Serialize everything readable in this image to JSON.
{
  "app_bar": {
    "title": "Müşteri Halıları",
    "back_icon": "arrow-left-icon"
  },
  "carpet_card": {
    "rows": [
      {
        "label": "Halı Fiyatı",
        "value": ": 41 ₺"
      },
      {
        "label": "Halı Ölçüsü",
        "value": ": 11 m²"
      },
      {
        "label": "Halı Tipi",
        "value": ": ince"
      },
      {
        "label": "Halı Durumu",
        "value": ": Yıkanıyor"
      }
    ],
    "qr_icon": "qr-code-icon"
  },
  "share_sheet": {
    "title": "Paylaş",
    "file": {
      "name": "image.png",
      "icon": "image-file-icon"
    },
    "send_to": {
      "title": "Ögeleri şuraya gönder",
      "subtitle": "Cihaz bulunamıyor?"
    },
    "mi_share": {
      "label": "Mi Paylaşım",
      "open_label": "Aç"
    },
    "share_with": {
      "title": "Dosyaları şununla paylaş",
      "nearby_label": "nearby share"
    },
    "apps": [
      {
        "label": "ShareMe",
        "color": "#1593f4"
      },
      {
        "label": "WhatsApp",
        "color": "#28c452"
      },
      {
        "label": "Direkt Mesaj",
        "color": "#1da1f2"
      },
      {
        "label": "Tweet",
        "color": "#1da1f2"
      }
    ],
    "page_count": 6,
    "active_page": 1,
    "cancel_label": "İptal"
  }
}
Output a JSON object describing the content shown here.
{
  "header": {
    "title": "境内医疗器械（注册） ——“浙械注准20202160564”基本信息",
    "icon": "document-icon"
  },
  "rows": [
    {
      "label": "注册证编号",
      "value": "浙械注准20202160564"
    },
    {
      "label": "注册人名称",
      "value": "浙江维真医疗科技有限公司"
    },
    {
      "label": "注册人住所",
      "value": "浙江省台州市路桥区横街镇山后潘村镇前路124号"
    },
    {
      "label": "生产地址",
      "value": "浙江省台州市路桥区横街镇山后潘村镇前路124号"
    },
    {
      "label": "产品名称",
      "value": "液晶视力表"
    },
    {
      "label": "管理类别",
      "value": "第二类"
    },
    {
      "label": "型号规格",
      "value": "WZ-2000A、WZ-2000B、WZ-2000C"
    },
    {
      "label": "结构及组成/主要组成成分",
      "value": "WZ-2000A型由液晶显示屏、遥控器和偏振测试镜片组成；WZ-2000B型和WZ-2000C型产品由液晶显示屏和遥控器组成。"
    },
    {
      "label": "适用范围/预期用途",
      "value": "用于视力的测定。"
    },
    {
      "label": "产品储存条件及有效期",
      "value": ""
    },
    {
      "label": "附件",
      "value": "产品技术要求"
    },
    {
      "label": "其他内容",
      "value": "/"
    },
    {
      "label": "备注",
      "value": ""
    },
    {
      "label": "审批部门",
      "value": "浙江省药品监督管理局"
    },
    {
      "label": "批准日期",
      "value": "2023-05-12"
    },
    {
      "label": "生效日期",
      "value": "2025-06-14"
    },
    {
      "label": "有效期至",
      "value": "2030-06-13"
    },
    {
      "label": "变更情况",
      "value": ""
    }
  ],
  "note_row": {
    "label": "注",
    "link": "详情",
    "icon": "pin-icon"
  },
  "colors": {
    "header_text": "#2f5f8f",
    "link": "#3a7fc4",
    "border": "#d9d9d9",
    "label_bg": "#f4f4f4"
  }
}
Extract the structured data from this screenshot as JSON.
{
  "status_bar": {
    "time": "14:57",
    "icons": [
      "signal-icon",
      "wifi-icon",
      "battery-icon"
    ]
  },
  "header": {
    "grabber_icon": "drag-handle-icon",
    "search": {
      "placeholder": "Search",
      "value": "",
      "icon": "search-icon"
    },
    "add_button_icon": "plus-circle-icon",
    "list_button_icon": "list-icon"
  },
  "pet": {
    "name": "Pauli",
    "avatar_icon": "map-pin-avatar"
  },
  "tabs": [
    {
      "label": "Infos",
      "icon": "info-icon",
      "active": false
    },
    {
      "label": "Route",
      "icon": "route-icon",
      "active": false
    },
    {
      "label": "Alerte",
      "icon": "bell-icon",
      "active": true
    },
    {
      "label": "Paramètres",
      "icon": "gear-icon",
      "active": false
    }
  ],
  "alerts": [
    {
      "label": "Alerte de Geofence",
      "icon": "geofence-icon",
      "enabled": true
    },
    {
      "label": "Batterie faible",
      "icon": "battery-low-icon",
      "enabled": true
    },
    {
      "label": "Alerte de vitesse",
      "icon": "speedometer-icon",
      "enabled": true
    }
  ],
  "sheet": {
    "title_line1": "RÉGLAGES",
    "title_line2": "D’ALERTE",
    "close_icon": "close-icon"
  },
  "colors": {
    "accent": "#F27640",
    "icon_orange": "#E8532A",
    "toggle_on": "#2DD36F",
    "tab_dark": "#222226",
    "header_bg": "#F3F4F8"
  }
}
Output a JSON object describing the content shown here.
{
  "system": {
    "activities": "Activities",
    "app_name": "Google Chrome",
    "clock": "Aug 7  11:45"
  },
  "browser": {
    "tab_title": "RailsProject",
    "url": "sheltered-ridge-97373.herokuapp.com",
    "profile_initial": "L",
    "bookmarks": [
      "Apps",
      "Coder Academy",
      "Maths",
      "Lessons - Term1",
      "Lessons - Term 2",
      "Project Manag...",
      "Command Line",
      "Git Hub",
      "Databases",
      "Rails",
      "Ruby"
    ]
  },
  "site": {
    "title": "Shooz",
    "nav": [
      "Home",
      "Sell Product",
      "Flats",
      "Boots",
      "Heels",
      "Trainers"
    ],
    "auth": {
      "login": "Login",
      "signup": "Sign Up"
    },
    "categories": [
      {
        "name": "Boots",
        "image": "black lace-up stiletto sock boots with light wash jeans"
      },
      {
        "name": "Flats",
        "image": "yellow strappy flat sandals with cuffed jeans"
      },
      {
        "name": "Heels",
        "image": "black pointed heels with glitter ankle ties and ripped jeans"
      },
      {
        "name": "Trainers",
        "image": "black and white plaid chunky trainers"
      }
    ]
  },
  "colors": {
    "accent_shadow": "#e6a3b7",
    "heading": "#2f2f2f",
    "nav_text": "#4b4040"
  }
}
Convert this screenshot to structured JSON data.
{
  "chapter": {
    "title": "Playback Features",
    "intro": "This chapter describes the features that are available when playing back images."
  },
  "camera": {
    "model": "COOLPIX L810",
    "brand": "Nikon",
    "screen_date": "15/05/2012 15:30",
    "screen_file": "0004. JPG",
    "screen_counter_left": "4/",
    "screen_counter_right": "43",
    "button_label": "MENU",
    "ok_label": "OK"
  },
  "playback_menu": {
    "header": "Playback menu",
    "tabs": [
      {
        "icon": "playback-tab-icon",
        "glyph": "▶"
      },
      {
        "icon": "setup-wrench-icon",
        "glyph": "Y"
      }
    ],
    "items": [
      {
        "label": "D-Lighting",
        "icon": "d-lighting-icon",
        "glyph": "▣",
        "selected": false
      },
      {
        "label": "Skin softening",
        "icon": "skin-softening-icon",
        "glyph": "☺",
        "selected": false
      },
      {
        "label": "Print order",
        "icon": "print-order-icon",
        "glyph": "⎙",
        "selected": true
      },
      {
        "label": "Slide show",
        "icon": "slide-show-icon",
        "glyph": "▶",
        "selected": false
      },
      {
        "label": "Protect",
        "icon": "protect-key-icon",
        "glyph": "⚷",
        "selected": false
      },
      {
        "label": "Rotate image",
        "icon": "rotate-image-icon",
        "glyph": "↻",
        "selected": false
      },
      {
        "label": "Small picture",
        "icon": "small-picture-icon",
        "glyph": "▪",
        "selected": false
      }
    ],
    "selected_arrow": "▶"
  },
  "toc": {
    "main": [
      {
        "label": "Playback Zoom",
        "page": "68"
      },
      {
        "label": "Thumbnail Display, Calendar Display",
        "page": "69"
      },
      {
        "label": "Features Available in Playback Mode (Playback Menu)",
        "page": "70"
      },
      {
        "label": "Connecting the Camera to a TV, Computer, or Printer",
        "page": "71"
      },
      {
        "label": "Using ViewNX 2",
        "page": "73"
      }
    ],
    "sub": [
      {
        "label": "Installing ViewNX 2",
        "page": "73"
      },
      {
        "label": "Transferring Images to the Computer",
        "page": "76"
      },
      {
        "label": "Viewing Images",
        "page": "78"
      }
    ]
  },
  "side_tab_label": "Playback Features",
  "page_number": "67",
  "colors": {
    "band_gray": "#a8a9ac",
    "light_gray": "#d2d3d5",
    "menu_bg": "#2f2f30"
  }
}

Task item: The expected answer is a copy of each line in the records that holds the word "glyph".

Written answer:
        "glyph": "▶"
        "glyph": "Y"
        "glyph": "▣",
        "glyph": "☺",
        "glyph": "⎙",
        "glyph": "▶",
        "glyph": "⚷",
        "glyph": "↻",
        "glyph": "▪",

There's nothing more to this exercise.